In 2015 Ortega was informed by the United States Attorney that his emails had been hacked by New York private investigator Eric Saldarriaga in the previous year. Saldarriaga had received payment by clients whose names remain private and used an illegal overseas hacking group to break into several private accounts including Ortega's and ex-Scientologist and former church spokesperson Mike Rinder. Both Ortega and Rinder filed victim impact statements and requested the client's name(s) be made public. Goldstein in the New York Times reported "The client is said to be someone who has done investigations on behalf of the Church of Scientology, said people briefed on the case but not authorized to speak publicly." 50 victims of hacking were identified and Saldarriaga was given a 3-month prison sentence in June 2015. Saldarriaga claimed he feared retaliation from naming clients while cooperating with the FBI and was never required to name the client publicly in court.
In May 2015, Ortega released a book about Scientology critic Paulette Cooper and her conflict with the organization, entitled The Unbreakable Miss Lovely, which was published by Silvertail Books, an imprint of London-based literary agent and independent publisher Humfrey Hunter. The book focusses on the journalist Paulette Cooper, codenamed 'Miss Lovely' by the church, who became one of the first journalists to investigate the practices of harassment and intimidation of anyone who spoke publicly against the organisation with her own published book, The Scandal of Scientology. Ortega's research into Cooper's story uncovered many previously unpublished operations by the church against Cooper, and included testimony from FBI Special Agent Christine Hansen. In an official response to the book from the church a spokesperson declined to revisit the subject and referred to Ortega as 'a parasite'. The book was well received by critics of Scientology and has been described as among the best of the genre as well as shocking. Although Cooper reached a financial settlement with the church in 1985, Ortega was accompanied by Cooper on some of the subsequent international book tour.
After leaving the Voice in September 2012, Ortega began writing a freelance blog entitled The Underground Bunker that is focused solely on Scientology.

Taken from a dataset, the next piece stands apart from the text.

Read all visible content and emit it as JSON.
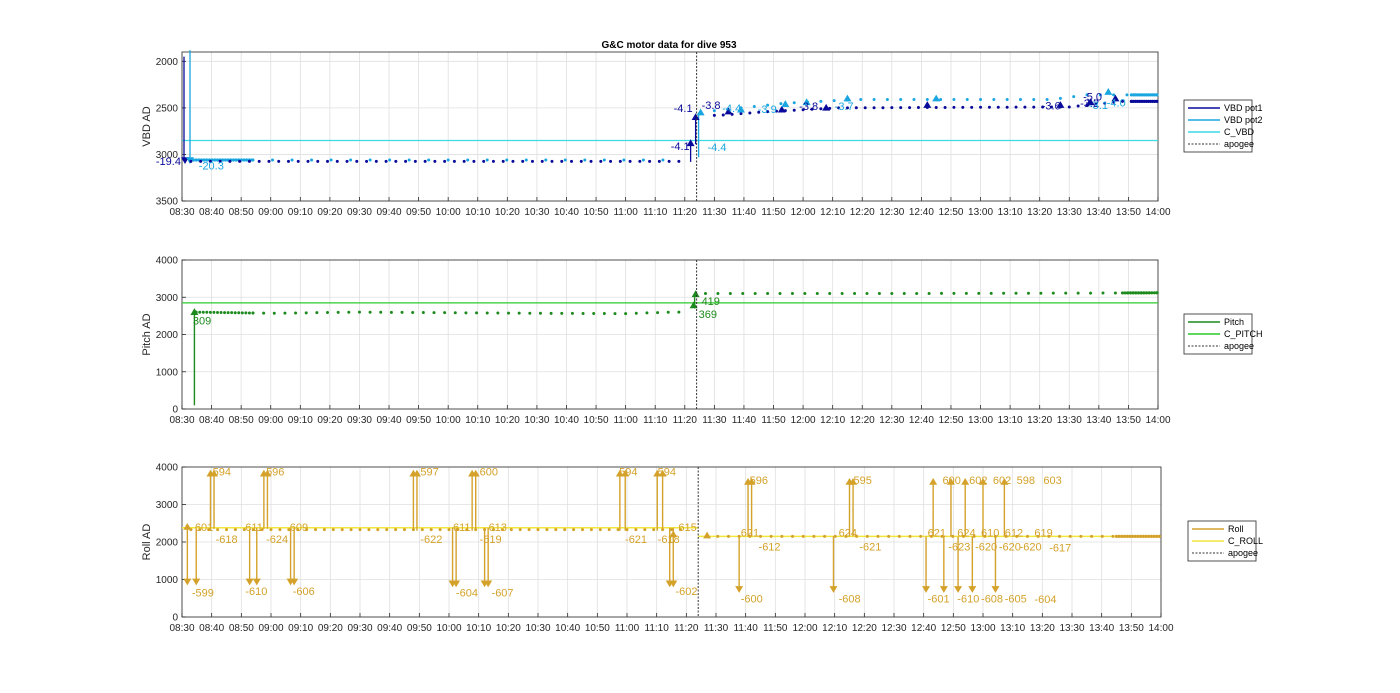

The website has been described as 'devastating' to the organisation and 'influential'. It concentrates on monitoring activity within Scientology and is updated daily.
The blog's webmaster is Scott Pilutik, who also works as Ortega's legal adviser.